What i think would take a really good algorithm would be to spoof a voice - particularly if the system kept track of the 140 points of authentication and required a vocal response to a CAPTCHA.
Voice recognition security is really amazing but I'm trying to understand what is it that the system finds unique in a voice, is it the tone, is it the pace?? If so can this not be copied by some unauthorized person?
The computer or bio-reading device has to convert the analog scan to digital information. That is not being well taken care of. The bad guys just send the digitized scan information to the bank, the same way the computer would.
Kim Davis - DARPA has been working for a while on biometrics like keyboard interaction. I don't know when we're going to see results, but the idea that you sit down and start using a device, and it recognizes you immediately (or not) is appealing.
But what if you sprain your finger playing softball? That will change how you interact with the keyboard.

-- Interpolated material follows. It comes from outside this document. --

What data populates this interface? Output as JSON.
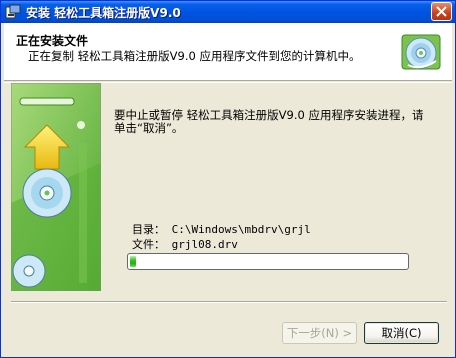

The ThinkerNet does not reflect the views of TechWeb. The ThinkerNet is an informal means of communication to members and visitors of the Internet Evolution site. Individual authors are chosen by Internet Evolution to blog. Neither Internet Evolution nor TechWeb assume responsibility for comments, claims, or opinions made by authors and ThinkerNet bloggers. They are no substitute for your own research and should not be relied upon for trading or any other purpose.
Today's browsers are capable of doing tasks that were impossible only a few years ago. Development of HTML5 created the revolution, empowering current web browsers in desktops, tablets, and smartphones to become equally capable of handling websites and business-critical applications.

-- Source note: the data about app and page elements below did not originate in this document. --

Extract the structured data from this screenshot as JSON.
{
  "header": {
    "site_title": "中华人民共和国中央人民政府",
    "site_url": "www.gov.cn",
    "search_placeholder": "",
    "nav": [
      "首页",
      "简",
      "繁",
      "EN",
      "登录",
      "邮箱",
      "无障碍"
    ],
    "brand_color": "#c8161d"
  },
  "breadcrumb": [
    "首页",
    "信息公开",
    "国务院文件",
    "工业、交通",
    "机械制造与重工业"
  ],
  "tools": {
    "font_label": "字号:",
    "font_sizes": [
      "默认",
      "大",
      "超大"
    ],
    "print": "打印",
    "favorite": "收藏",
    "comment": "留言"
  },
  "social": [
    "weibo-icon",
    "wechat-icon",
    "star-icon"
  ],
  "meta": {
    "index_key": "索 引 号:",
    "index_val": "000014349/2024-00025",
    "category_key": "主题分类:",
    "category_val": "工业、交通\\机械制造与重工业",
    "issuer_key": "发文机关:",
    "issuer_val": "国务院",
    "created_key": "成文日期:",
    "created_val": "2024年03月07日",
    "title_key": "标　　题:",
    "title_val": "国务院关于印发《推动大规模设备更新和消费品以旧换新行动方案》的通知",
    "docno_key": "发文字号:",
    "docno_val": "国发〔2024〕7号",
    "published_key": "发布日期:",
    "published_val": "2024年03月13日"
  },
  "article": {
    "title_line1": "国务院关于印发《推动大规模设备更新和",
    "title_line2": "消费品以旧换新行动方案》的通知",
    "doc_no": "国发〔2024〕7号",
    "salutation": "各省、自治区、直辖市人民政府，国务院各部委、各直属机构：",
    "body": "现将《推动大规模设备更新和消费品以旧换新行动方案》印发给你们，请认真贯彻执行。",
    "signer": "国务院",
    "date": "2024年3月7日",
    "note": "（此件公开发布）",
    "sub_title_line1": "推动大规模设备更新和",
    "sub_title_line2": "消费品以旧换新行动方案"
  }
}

A survey by JD Powers found that customer interest in product features is lessening as phones evolve. Rather than features, price is driving purchases, and that change could have a dramatic impact on how IT departments secure these devices.
A recent release of the popular TweetDeck app for Twitter power-users gives new life to software that had previously taken a wrong turn. Here's a quick walk-through of the new TweetDeck, to show you why it should be at the top of your Twitter toolkit.
The quest for Webpage clicks and ad impressions is creating a market for sensational truths and lies in equal measure. How are we going to get to the bottom of any real issue online – like what's really going on with Carrier IQ, for example – if we can't separate hype from reality?
You've heard the expression, "Out of the frying pan, into the fire?" Amazon lives in the fire. The e-tailer wins by keeping things hot for its competitors, employees, and itself, according to a new book.
Positec, a manufacturer of power tools for homes and commercial applications, achieves greater customer service flexibility and cuts hold times in half by using a cloud-based service to manage its call center.
Big-data and analytics tools enable marketers to understand customers as individuals, identifying unmet needs and addressing each customer as a "segment of one," says John Kennedy, VP corporate marketing, IBM.
Expert Integrated Systems: Changing the Experience & Economics of IT In this e-book, we take an in-depth look at these expert integrated systems -- what they are, how they work, and how they have the potential to help CIOs achieve dramatic savings while restoring IT's role as business innovator. READ THIS eBOOK
your weekly update of news, analysis, and
opinion from Internet Evolution - FREE! REGISTER HERE
Wanted! Site Moderators Internet Evolution is looking for a handful of readers to help moderate the message boards on our site as well as engaging in high-IQ conversation with the industry mavens on our thinkerNet blogosphere. The job comes with various perks, bags of kudos, and GIANT bragging rights. Interested?